◆ EXERCISE PROMPT:
Filter the entries for the word "Özel". Copy each line that has it.

BEGIN RECORDS PROVIDED

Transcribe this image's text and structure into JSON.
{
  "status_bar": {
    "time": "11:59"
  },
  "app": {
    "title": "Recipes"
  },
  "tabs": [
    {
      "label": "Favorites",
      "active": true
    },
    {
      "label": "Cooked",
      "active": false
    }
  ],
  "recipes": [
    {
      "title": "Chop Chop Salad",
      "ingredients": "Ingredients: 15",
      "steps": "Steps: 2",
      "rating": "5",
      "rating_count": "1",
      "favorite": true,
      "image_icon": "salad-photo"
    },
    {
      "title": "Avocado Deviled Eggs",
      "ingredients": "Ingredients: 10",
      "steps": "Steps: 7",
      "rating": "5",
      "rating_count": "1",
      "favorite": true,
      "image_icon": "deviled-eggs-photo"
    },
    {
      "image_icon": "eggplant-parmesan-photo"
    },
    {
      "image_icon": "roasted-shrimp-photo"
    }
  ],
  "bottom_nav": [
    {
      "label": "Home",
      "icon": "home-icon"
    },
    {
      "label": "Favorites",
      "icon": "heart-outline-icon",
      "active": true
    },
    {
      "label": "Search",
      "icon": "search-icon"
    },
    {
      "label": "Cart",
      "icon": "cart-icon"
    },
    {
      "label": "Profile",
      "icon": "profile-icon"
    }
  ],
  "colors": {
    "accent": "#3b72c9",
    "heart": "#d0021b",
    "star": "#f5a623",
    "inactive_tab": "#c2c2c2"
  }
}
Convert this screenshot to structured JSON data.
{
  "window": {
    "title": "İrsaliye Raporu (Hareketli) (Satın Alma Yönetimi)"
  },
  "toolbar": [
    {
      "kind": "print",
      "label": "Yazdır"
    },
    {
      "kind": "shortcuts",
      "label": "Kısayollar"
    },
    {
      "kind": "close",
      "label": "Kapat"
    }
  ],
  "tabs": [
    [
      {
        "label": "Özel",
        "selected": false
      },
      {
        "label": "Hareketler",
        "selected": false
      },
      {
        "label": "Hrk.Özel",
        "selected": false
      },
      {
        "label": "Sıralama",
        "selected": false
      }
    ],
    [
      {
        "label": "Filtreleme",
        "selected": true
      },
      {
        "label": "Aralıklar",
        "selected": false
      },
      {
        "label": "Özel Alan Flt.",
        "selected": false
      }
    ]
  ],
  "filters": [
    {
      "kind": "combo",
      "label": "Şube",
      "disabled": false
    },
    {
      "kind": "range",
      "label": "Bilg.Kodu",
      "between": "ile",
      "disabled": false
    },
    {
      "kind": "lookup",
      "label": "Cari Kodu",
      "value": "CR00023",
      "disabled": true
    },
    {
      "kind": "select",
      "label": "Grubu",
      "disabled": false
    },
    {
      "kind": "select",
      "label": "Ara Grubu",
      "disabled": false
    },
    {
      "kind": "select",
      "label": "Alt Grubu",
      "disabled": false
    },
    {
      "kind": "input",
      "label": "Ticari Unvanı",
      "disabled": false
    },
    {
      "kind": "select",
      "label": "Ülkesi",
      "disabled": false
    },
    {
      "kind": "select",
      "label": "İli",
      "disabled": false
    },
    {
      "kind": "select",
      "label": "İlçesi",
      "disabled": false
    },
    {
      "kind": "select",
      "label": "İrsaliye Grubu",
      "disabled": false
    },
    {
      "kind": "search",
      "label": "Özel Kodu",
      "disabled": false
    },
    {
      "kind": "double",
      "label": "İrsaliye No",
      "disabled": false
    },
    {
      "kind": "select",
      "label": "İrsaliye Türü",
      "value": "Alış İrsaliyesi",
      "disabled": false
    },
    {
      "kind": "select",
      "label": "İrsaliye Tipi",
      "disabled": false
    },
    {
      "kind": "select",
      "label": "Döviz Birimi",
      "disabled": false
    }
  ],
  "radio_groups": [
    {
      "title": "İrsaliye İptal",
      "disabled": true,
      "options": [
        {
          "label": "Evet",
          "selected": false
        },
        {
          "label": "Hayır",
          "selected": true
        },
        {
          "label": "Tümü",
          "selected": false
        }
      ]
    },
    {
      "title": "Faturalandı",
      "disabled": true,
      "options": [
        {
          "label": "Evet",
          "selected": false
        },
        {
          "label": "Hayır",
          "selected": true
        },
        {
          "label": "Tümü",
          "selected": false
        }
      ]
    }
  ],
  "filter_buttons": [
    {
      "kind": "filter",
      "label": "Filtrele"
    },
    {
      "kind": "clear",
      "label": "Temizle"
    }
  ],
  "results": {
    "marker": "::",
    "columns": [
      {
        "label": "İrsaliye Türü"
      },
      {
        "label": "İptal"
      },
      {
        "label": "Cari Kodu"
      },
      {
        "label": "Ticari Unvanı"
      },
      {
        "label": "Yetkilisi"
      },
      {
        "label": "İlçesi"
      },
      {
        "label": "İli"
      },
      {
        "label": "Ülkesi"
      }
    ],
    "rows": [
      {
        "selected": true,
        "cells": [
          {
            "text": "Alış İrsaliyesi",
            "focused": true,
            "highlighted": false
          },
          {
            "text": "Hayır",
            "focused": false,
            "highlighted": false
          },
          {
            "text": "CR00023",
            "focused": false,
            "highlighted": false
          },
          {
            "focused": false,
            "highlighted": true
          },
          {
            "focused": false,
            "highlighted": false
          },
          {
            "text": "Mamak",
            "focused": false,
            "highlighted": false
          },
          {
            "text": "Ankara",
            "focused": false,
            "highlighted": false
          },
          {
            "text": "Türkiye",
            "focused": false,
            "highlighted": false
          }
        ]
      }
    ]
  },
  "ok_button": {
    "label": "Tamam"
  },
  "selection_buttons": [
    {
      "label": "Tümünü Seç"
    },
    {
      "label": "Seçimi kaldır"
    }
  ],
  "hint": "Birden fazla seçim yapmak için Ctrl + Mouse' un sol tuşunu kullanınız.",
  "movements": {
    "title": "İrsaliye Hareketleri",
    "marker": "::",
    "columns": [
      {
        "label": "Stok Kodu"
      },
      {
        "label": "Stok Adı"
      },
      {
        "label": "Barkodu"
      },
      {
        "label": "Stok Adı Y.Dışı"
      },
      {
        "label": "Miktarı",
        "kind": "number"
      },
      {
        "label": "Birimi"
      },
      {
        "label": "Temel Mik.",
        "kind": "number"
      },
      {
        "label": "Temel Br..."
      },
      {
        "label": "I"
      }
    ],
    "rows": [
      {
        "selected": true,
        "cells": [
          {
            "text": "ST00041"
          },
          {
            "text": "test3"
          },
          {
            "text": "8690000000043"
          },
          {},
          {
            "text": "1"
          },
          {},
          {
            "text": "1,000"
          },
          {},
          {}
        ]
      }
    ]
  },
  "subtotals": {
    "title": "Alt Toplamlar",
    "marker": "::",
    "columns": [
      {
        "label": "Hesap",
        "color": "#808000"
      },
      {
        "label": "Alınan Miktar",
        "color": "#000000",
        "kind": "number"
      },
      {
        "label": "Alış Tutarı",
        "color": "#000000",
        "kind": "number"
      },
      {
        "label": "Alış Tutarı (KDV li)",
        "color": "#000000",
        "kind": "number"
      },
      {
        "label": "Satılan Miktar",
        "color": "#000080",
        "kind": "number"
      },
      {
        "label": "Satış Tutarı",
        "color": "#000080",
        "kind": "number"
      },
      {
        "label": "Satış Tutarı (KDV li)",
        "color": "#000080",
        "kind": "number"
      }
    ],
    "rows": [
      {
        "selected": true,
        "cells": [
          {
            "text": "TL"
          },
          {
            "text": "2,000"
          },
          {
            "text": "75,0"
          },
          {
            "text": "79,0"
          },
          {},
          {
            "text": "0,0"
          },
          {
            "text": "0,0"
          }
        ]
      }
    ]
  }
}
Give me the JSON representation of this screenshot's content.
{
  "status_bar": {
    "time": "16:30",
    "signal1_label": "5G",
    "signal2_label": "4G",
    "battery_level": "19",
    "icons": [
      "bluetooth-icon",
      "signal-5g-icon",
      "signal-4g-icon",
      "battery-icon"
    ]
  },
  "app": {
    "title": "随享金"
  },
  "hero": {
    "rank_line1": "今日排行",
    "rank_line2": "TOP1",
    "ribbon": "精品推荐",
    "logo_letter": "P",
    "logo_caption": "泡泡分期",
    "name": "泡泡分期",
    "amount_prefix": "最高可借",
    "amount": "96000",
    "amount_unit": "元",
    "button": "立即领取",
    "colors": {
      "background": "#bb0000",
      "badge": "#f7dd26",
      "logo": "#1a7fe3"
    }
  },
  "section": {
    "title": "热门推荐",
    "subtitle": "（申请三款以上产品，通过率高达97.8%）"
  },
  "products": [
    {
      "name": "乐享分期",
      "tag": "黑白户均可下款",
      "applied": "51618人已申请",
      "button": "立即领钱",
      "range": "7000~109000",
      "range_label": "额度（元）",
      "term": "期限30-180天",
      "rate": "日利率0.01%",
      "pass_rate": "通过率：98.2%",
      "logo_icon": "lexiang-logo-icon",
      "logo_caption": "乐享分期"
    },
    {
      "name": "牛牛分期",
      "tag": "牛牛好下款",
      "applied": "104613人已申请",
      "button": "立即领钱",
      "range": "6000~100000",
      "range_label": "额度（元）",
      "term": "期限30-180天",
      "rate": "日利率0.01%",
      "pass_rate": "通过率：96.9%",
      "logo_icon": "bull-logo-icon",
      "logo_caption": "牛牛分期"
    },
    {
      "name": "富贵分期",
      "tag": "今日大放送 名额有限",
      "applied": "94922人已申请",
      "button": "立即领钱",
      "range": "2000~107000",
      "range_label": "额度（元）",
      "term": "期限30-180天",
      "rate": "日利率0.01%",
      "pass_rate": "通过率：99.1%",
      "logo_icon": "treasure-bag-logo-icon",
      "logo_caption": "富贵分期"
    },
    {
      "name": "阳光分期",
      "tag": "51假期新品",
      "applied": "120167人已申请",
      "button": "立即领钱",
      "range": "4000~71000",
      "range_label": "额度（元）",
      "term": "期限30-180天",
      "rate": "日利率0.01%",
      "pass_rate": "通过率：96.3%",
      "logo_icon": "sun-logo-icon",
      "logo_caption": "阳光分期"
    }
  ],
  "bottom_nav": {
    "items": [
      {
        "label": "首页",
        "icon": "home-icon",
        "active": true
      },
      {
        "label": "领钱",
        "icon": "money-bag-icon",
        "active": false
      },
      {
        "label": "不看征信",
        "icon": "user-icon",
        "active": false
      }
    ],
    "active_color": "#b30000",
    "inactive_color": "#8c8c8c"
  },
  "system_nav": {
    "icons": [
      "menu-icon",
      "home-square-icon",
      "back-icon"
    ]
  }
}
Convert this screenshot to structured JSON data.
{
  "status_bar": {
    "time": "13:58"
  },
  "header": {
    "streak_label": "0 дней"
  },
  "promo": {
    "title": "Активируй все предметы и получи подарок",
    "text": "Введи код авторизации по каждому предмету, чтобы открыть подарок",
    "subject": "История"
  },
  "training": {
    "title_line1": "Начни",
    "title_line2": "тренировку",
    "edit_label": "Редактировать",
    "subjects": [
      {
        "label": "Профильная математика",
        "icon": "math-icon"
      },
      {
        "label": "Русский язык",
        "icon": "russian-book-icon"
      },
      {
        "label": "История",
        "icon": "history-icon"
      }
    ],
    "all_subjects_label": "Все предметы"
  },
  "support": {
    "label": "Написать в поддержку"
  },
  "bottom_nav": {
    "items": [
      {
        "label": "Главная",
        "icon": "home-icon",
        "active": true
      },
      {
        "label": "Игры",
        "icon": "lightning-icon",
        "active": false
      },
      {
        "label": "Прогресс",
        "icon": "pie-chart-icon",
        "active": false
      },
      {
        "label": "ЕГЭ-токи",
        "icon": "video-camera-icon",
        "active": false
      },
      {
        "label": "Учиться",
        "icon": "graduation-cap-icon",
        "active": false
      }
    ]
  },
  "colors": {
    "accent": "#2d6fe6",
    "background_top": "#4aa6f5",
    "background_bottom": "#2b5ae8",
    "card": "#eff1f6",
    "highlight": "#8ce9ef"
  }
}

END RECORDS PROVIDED

◆ EXPECTED ANSWER:
        "label": "Özel",
        "label": "Hrk.Özel",
        "label": "Özel Alan Flt.",
      "label": "Özel Kodu",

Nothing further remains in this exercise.